**WHAT TO PRODUCE**
The following data is to be repeated exactly, its pictures excluded.

(Source data)
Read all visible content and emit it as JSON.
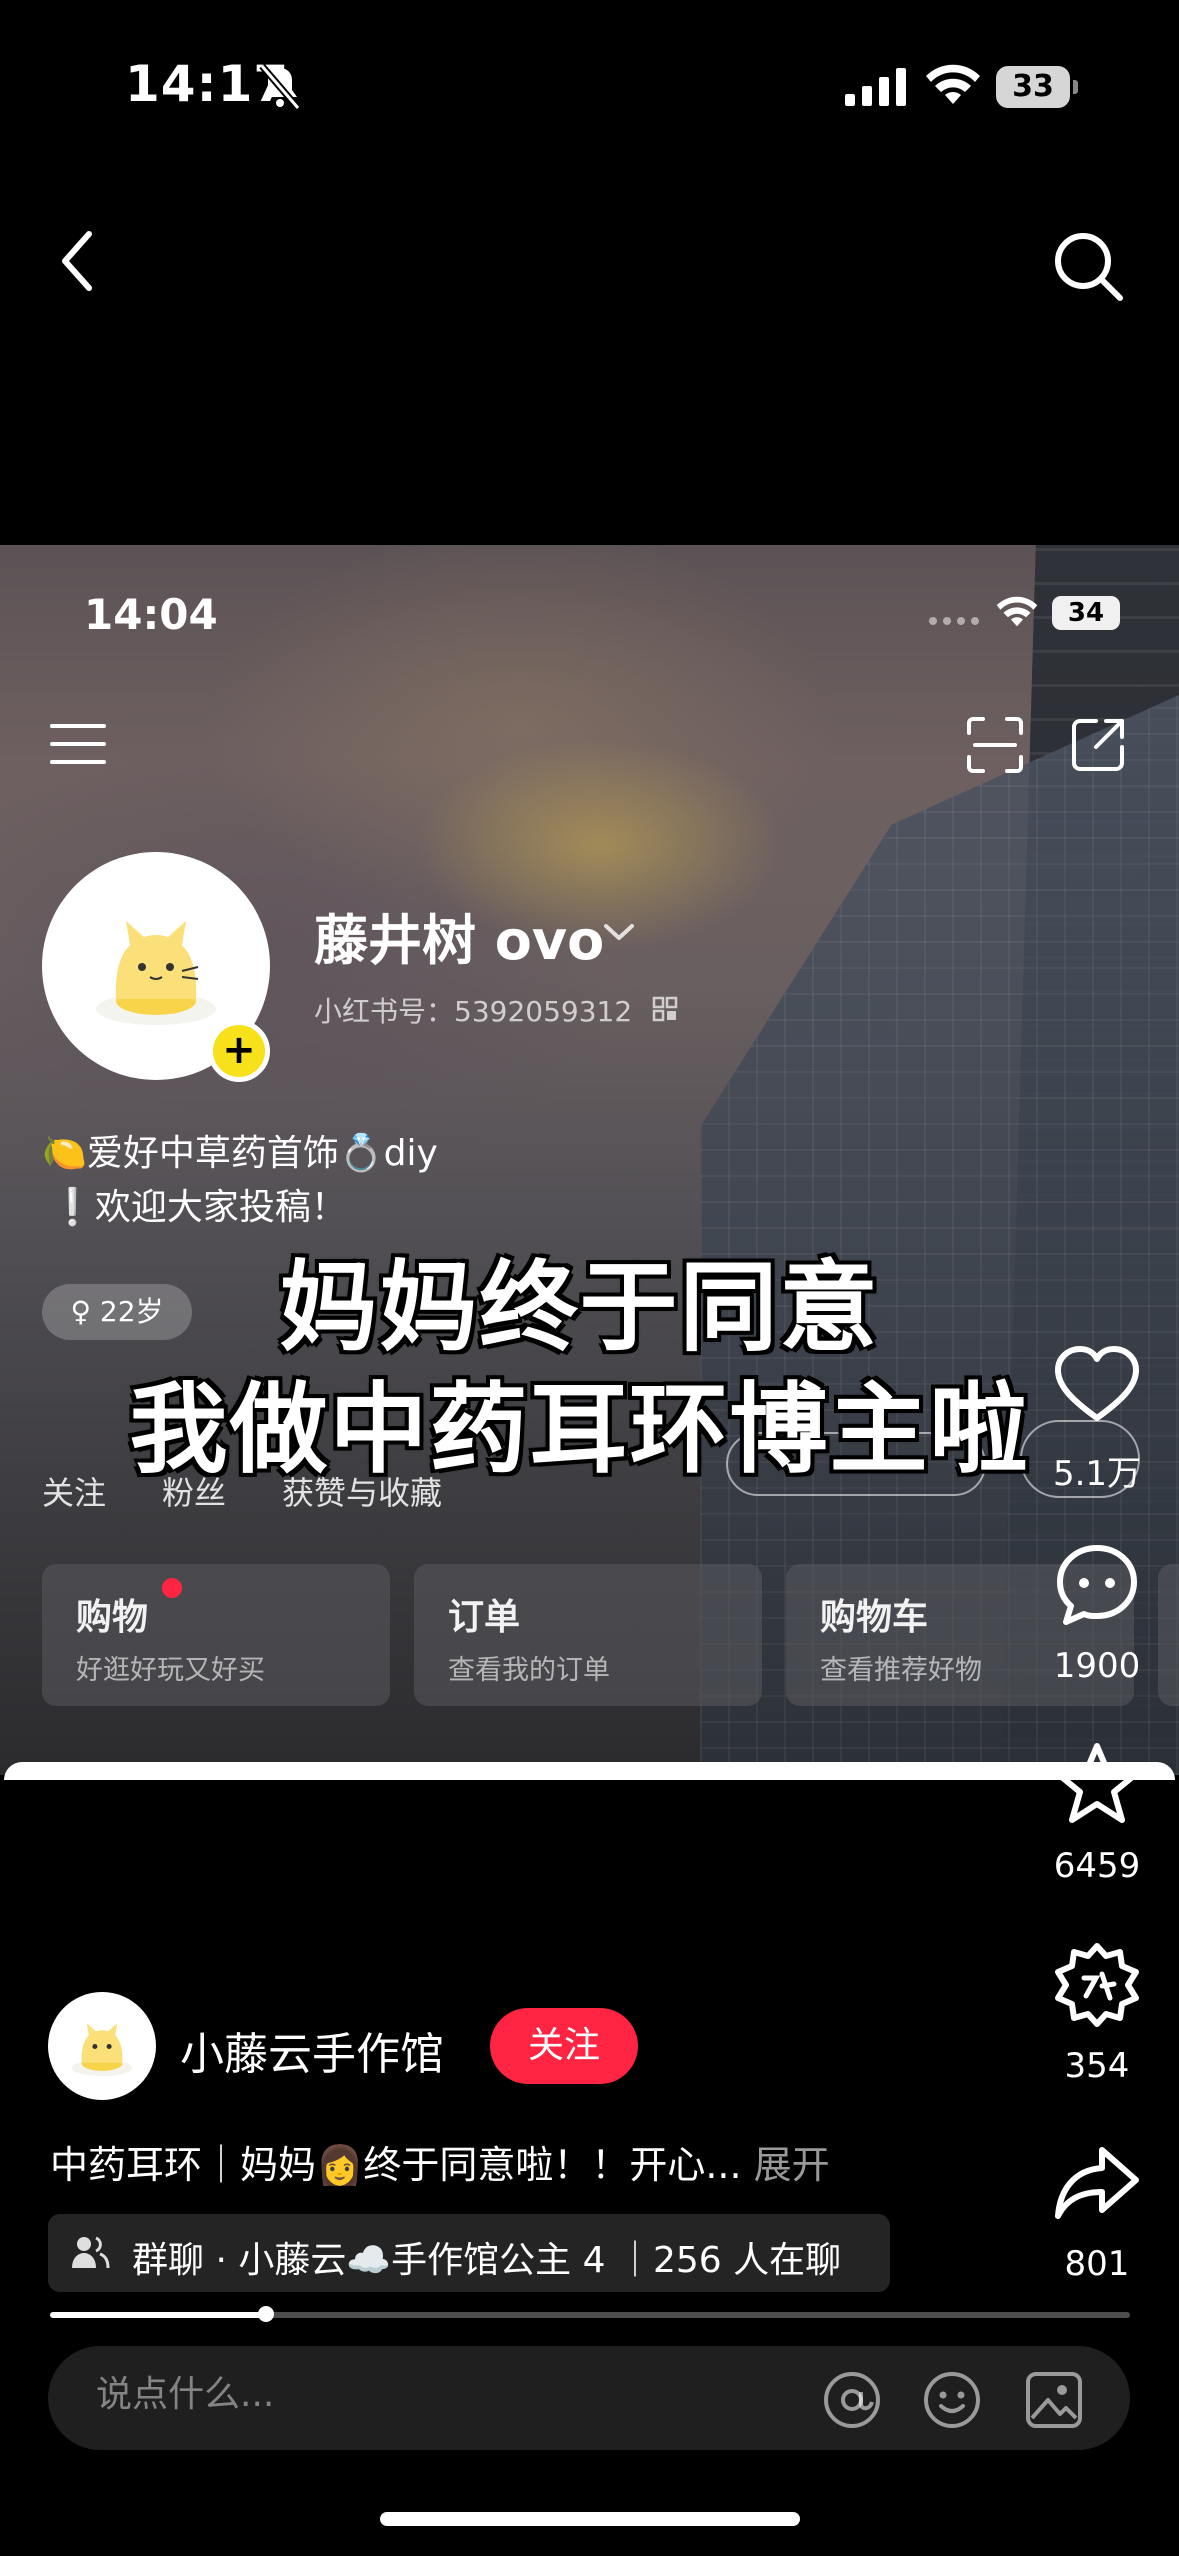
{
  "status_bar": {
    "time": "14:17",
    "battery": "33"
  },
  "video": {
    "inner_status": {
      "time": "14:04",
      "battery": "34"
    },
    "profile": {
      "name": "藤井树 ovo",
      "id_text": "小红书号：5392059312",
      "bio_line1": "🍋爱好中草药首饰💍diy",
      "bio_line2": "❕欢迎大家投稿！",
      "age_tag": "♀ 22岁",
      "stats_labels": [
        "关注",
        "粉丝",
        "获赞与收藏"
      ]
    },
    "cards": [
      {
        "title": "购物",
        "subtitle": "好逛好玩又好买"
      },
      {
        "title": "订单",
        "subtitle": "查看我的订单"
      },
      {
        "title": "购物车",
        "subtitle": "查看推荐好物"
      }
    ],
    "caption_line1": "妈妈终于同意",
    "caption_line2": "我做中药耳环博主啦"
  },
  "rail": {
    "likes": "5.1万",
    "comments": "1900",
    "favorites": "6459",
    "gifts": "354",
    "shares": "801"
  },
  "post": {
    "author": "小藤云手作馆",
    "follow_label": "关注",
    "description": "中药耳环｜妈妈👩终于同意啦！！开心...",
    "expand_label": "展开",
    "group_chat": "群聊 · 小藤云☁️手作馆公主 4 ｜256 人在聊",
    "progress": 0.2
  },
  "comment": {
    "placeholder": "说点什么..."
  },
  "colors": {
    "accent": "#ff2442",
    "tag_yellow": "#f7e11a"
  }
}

**RESULT FOR THIS TASK**
Read all visible content and emit it as JSON.
{
  "status_bar": {
    "time": "14:17",
    "battery": "33"
  },
  "video": {
    "inner_status": {
      "time": "14:04",
      "battery": "34"
    },
    "profile": {
      "name": "藤井树 ovo",
      "id_text": "小红书号：5392059312",
      "bio_line1": "🍋爱好中草药首饰💍diy",
      "bio_line2": "❕欢迎大家投稿！",
      "age_tag": "♀ 22岁",
      "stats_labels": [
        "关注",
        "粉丝",
        "获赞与收藏"
      ]
    },
    "cards": [
      {
        "title": "购物",
        "subtitle": "好逛好玩又好买"
      },
      {
        "title": "订单",
        "subtitle": "查看我的订单"
      },
      {
        "title": "购物车",
        "subtitle": "查看推荐好物"
      }
    ],
    "caption_line1": "妈妈终于同意",
    "caption_line2": "我做中药耳环博主啦"
  },
  "rail": {
    "likes": "5.1万",
    "comments": "1900",
    "favorites": "6459",
    "gifts": "354",
    "shares": "801"
  },
  "post": {
    "author": "小藤云手作馆",
    "follow_label": "关注",
    "description": "中药耳环｜妈妈👩终于同意啦！！开心...",
    "expand_label": "展开",
    "group_chat": "群聊 · 小藤云☁️手作馆公主 4 ｜256 人在聊",
    "progress": 0.2
  },
  "comment": {
    "placeholder": "说点什么..."
  },
  "colors": {
    "accent": "#ff2442",
    "tag_yellow": "#f7e11a"
  }
}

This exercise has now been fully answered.